  • Semiconductors
  • Computer-assisted electronics design
  • Circuit fabrication
  • Analog and digital systems
  • Electromagnetism
  • Robotics

What Can I Do With My Degree?

Coursework in a master's degree program will provide you with the skills to work in a research, development or management position in the electronics or computer industries. You'll be responsible for developing new electronics systems or analyzing existing systems to improve efficiency or cost effectiveness.

The US Bureau of Labor Statistics (BLS) reported that employment opportunity for computer and information systems managers is expected to increase by 12% from 2016 to 2026. As of May 2018, the average annual salary for computer and information systems managers is $142,530.

To continue researching, browse degree options below for course curriculum, prerequisites and financial aid information. Or, learn more about the subject by reading the related articles below:

  • 1. Degree Options:
The schools in the listing below are not free and may include sponsored content but are popular choices among our users. Tuition and costs will vary across programs and locations. Be sure to always request tuition information before starting a program.

Popular Schools

  • Vanderbilt University

    Campus Locations:

    • Tennessee: Nashville
  • University of Virginia

    Campus Locations:

    • Virginia: Charlottesville
  • Youngstown State University

    Campus Locations:

    • Ohio: Youngstown
  • Yale University

    Campus Locations:

    • Connecticut: New Haven
  • Worcester Polytechnic Institute

    Campus Locations:

    • Massachusetts: Worcester
  • Wichita State University

    Campus Locations:

    • Kansas: Wichita
  • Western New England University

    Campus Locations:

    • Massachusetts: Springfield
  • West Virginia University

    Campus Locations:

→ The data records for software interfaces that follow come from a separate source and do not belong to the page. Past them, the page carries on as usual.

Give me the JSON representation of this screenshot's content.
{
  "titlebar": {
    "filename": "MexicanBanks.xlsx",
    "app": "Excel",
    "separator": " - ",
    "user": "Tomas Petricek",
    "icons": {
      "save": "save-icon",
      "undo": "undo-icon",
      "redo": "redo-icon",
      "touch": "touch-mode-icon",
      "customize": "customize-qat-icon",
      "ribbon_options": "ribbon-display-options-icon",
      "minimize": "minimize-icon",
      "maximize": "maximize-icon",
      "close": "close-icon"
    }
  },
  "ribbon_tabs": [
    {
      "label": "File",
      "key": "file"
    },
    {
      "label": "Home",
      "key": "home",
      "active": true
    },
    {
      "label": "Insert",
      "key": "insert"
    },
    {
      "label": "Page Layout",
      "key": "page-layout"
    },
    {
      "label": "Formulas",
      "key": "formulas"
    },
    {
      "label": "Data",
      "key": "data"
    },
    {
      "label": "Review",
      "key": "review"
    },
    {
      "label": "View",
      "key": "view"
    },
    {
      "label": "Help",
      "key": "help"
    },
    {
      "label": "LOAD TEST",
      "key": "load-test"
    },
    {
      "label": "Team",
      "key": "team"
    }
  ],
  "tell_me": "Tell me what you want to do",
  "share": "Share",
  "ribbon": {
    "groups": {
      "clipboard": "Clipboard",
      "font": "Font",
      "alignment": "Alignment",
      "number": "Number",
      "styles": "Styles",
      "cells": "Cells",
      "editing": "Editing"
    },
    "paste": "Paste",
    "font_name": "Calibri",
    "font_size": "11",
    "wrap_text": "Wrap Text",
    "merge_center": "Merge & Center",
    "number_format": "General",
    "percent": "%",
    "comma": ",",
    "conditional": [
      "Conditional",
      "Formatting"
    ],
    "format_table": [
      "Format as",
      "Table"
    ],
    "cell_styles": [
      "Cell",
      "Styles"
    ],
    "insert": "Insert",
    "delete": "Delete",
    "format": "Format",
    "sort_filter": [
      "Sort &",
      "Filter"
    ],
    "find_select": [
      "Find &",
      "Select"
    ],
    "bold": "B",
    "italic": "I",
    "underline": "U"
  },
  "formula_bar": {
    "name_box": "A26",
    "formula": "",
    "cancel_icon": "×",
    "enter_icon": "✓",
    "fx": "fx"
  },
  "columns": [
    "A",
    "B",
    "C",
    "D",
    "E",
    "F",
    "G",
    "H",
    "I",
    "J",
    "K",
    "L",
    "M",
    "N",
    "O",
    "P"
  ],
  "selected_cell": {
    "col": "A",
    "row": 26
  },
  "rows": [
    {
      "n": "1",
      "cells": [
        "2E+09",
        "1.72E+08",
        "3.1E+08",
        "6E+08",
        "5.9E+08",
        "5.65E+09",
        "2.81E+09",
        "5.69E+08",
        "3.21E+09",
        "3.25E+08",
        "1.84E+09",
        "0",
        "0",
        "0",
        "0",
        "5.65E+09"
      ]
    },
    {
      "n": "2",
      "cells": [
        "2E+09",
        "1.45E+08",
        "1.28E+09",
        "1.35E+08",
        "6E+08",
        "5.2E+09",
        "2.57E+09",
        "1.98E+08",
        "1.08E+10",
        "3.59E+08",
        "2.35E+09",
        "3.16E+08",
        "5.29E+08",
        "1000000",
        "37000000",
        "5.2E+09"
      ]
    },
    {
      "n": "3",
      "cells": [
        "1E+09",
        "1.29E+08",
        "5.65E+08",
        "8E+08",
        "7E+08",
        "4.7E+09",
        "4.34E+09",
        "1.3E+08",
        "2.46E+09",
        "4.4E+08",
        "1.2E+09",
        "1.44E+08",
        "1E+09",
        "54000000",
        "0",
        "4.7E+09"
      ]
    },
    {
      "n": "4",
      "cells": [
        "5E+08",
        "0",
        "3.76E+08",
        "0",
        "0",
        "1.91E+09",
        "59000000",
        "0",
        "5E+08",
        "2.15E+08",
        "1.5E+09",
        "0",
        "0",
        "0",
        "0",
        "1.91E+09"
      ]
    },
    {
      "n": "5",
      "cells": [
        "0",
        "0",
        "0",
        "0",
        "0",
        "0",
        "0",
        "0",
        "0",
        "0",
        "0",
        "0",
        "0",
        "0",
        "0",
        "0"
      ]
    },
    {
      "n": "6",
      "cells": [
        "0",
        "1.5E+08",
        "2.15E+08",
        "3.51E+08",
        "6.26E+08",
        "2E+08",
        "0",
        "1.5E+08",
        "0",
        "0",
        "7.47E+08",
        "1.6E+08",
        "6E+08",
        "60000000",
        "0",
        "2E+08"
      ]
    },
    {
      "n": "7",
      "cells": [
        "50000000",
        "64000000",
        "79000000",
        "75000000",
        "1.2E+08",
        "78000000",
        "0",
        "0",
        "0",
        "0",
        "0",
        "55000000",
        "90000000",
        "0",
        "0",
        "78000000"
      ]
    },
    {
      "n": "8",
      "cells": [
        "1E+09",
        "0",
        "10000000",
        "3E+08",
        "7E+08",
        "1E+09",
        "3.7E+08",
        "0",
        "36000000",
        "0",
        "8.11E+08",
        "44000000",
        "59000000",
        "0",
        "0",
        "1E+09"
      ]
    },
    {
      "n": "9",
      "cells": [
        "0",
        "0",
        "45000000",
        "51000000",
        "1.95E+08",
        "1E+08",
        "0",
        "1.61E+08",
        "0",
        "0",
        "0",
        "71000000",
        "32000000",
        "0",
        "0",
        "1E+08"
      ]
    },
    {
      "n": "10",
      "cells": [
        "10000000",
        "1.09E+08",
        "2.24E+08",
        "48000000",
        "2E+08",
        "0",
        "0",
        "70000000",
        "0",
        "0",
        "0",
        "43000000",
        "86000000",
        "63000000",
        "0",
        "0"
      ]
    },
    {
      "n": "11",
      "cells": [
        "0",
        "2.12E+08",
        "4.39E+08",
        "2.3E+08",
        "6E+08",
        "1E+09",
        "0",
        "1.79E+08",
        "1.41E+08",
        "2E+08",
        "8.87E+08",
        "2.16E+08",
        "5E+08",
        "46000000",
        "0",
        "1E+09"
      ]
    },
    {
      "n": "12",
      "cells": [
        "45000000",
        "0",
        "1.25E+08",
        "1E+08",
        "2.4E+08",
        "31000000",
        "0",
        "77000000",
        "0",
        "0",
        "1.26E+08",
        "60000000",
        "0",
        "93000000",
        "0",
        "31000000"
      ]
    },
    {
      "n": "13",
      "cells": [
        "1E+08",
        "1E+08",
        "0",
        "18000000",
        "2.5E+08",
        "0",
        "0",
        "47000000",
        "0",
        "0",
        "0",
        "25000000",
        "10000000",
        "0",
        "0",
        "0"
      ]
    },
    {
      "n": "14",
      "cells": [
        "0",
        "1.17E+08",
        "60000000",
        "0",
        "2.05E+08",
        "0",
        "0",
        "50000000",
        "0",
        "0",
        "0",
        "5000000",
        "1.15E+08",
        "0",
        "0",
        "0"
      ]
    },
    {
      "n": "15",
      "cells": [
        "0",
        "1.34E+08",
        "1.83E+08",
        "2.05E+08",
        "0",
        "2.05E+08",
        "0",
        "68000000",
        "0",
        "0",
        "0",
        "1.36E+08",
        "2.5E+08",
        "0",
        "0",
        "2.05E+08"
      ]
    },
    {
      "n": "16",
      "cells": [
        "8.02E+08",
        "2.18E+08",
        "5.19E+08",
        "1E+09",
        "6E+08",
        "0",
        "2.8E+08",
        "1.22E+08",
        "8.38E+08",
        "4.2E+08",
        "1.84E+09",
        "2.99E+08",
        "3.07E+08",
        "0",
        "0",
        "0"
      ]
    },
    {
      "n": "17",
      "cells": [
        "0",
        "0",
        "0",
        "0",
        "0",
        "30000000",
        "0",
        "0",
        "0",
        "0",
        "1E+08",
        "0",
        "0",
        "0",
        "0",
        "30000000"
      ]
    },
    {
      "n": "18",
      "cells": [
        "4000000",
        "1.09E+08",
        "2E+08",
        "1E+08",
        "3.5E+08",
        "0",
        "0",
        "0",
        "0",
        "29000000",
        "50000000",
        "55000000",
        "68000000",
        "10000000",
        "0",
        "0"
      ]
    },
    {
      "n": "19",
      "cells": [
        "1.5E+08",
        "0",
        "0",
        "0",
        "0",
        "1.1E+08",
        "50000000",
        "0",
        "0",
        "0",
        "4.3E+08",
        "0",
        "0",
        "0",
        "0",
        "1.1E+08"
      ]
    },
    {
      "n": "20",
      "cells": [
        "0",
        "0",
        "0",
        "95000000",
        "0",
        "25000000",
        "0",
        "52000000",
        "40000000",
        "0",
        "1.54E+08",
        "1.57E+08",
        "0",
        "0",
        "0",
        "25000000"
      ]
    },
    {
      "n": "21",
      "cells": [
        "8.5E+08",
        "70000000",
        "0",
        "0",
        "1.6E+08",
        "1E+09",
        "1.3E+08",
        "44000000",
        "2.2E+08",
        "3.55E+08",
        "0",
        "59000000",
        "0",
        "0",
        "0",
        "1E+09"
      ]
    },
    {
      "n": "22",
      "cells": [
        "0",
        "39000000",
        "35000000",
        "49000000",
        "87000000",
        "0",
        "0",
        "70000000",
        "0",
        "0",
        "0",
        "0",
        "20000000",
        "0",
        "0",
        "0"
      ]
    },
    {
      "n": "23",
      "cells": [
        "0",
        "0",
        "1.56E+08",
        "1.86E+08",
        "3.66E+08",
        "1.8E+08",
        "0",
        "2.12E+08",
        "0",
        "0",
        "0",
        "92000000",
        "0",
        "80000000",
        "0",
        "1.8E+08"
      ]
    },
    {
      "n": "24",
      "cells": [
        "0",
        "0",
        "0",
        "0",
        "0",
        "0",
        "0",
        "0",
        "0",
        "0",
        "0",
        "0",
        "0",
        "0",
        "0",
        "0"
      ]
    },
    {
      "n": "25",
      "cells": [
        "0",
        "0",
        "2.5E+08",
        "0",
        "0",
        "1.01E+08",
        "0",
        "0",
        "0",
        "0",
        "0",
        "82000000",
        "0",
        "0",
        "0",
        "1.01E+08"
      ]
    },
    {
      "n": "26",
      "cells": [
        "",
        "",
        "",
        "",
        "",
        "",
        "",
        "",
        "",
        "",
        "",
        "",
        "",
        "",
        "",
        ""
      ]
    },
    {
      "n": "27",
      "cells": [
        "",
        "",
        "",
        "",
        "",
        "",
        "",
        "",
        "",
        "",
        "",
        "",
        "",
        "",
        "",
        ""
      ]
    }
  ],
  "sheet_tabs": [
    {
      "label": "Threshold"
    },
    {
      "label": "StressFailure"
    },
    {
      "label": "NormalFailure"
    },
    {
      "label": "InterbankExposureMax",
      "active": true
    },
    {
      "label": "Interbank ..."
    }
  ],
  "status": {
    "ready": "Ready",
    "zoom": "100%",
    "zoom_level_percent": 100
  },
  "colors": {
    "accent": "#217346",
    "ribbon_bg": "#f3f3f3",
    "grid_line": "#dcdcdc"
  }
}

    • West Virginia: Morgantown
  • Washington University in St Louis

    Campus Locations:

    • Missouri: Saint Louis
  • University of Tulsa

    Campus Locations:

    • Oklahoma: Tulsa